## Goal of the exercise:
Go through the entries one line at a time, and gather every line that has the word "selection".
== Working data
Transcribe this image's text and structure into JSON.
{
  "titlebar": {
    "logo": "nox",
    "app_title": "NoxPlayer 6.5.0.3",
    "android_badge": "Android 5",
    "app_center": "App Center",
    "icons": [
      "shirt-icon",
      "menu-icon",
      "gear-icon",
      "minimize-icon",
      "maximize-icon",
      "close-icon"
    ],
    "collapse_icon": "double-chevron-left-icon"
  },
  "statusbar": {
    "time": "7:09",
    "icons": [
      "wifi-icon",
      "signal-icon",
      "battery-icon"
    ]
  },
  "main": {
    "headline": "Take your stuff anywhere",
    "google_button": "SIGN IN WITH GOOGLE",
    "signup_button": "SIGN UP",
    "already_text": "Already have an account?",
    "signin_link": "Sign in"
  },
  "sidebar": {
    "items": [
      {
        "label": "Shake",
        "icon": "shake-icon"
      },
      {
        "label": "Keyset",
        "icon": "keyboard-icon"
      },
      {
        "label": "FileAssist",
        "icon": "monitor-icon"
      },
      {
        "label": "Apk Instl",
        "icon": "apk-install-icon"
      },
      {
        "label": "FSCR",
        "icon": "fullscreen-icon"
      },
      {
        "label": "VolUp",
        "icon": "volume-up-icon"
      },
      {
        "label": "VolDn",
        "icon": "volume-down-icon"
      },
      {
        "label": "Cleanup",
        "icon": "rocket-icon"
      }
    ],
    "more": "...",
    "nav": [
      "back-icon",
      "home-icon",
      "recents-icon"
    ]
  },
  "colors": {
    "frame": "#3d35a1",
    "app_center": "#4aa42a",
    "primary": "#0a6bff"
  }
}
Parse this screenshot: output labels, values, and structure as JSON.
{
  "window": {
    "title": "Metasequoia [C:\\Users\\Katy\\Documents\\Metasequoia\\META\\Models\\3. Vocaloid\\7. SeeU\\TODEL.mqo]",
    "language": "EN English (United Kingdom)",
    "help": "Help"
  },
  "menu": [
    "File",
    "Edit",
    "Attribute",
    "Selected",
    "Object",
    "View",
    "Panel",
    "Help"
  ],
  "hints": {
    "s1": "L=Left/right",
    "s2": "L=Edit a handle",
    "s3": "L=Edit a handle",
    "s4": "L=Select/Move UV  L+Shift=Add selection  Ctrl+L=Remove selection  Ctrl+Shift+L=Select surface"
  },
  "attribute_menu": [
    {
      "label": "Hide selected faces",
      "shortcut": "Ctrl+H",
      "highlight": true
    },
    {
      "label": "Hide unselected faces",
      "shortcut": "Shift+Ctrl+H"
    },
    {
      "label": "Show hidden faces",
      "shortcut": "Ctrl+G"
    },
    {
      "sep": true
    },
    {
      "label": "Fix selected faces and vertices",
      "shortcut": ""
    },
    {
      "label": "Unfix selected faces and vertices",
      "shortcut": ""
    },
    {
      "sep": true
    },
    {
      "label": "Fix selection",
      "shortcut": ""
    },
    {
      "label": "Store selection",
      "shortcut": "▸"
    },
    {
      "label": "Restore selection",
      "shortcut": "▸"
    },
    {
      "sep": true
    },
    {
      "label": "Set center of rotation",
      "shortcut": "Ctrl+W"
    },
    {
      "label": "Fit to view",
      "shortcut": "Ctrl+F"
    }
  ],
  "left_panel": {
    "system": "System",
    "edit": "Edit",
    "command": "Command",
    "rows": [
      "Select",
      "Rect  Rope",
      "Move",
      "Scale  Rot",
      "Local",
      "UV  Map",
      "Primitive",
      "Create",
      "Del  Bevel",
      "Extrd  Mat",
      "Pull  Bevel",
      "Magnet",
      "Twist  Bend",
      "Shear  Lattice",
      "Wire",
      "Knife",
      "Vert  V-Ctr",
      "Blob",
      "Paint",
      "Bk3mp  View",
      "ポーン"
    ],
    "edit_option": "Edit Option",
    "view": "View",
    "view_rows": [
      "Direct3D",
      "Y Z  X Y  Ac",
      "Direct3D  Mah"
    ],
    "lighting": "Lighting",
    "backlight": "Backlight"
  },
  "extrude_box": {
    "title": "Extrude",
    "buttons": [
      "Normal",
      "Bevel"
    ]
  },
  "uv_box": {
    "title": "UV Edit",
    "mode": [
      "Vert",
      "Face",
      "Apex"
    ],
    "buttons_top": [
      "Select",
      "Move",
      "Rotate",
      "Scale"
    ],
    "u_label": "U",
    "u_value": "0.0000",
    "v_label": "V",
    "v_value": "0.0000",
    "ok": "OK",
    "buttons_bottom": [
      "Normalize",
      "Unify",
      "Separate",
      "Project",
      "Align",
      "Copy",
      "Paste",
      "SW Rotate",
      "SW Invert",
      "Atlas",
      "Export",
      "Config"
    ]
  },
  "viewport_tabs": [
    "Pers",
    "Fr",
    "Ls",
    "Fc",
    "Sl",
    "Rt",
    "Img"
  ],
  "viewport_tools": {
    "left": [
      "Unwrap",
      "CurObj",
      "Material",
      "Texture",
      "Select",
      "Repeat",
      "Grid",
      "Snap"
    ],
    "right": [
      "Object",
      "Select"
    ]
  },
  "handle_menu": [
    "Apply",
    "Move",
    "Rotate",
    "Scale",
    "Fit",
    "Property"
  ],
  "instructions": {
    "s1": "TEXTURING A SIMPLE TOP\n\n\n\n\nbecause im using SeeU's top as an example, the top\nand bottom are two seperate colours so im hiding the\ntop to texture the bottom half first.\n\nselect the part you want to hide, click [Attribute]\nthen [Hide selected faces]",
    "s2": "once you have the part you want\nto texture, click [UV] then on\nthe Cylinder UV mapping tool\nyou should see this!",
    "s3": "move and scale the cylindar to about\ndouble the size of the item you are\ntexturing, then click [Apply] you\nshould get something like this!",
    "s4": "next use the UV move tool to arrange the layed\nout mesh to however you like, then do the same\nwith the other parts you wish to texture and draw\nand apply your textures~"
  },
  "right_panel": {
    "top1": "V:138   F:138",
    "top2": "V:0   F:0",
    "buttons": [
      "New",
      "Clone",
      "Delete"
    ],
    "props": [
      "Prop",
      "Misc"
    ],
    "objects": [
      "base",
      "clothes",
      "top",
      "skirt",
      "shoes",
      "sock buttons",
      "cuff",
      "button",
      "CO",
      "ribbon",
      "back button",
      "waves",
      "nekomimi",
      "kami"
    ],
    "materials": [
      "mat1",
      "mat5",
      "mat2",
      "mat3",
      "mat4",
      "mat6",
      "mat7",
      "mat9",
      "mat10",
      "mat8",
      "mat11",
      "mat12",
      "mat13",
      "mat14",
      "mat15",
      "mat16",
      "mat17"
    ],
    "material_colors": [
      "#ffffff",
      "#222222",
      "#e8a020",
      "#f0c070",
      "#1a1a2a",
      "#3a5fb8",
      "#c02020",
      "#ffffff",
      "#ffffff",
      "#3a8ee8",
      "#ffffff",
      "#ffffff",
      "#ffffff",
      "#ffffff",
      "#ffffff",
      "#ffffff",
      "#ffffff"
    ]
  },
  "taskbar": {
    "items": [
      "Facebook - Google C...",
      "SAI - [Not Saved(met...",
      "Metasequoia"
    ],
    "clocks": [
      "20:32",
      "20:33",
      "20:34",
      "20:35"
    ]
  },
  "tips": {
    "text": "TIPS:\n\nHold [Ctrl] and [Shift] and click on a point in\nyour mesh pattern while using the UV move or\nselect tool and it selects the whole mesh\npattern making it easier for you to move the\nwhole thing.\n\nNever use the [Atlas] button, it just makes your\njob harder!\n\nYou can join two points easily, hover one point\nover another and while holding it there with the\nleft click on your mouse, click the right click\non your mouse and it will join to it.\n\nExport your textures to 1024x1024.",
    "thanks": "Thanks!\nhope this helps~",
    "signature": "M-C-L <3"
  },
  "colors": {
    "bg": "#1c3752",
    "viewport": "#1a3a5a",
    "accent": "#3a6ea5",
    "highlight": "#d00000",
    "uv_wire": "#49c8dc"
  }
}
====
## Your solution:
    "s4": "L=Select/Move UV  L+Shift=Add selection  Ctrl+L=Remove selection  Ctrl+Shift+L=Select surface"
      "label": "Fix selection",
      "label": "Store selection",
      "label": "Restore selection",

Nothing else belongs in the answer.